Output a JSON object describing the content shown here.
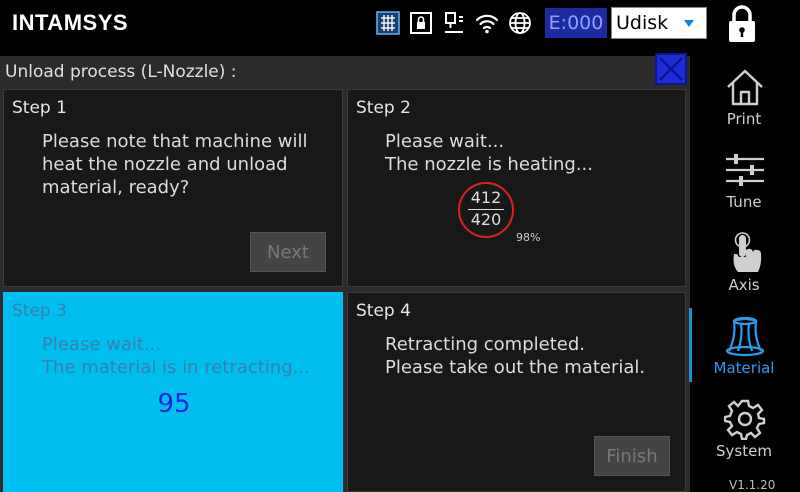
{
  "header": {
    "brand": "INTAMSYS",
    "icons": [
      "grid-icon",
      "card-lock-icon",
      "ethernet-icon",
      "wifi-icon",
      "globe-icon"
    ],
    "counter": "E:000",
    "storage": {
      "selected": "Udisk"
    },
    "lock_icon": "padlock-icon"
  },
  "panel": {
    "title": "Unload process (L-Nozzle) :",
    "steps": [
      {
        "label": "Step 1",
        "line1": "Please note that machine will",
        "line2": "heat the nozzle and unload",
        "line3": "material, ready?",
        "button": "Next"
      },
      {
        "label": "Step 2",
        "line1": "Please wait...",
        "line2": "The nozzle is heating...",
        "temp_current": "412",
        "temp_target": "420",
        "percent": "98%"
      },
      {
        "label": "Step 3",
        "line1": "Please wait...",
        "line2": "The material is in retracting...",
        "progress": "95"
      },
      {
        "label": "Step 4",
        "line1": "Retracting completed.",
        "line2": "Please take out the material.",
        "button": "Finish"
      }
    ]
  },
  "nav": {
    "items": [
      {
        "label": "Print",
        "icon": "home-icon"
      },
      {
        "label": "Tune",
        "icon": "sliders-icon"
      },
      {
        "label": "Axis",
        "icon": "hand-pointer-icon"
      },
      {
        "label": "Material",
        "icon": "spool-icon",
        "active": true
      },
      {
        "label": "System",
        "icon": "gear-icon"
      }
    ],
    "version": "V1.1.20"
  },
  "colors": {
    "accent_blue": "#1d2bd8",
    "active_step": "#00bff0",
    "nav_active": "#2a9cf0",
    "gauge_ring": "#e02020"
  }
}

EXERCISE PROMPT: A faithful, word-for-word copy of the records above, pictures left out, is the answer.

REPLY:
Output a JSON object describing the content shown here.
{
  "header": {
    "brand": "INTAMSYS",
    "icons": [
      "grid-icon",
      "card-lock-icon",
      "ethernet-icon",
      "wifi-icon",
      "globe-icon"
    ],
    "counter": "E:000",
    "storage": {
      "selected": "Udisk"
    },
    "lock_icon": "padlock-icon"
  },
  "panel": {
    "title": "Unload process (L-Nozzle) :",
    "steps": [
      {
        "label": "Step 1",
        "line1": "Please note that machine will",
        "line2": "heat the nozzle and unload",
        "line3": "material, ready?",
        "button": "Next"
      },
      {
        "label": "Step 2",
        "line1": "Please wait...",
        "line2": "The nozzle is heating...",
        "temp_current": "412",
        "temp_target": "420",
        "percent": "98%"
      },
      {
        "label": "Step 3",
        "line1": "Please wait...",
        "line2": "The material is in retracting...",
        "progress": "95"
      },
      {
        "label": "Step 4",
        "line1": "Retracting completed.",
        "line2": "Please take out the material.",
        "button": "Finish"
      }
    ]
  },
  "nav": {
    "items": [
      {
        "label": "Print",
        "icon": "home-icon"
      },
      {
        "label": "Tune",
        "icon": "sliders-icon"
      },
      {
        "label": "Axis",
        "icon": "hand-pointer-icon"
      },
      {
        "label": "Material",
        "icon": "spool-icon",
        "active": true
      },
      {
        "label": "System",
        "icon": "gear-icon"
      }
    ],
    "version": "V1.1.20"
  },
  "colors": {
    "accent_blue": "#1d2bd8",
    "active_step": "#00bff0",
    "nav_active": "#2a9cf0",
    "gauge_ring": "#e02020"
  }
}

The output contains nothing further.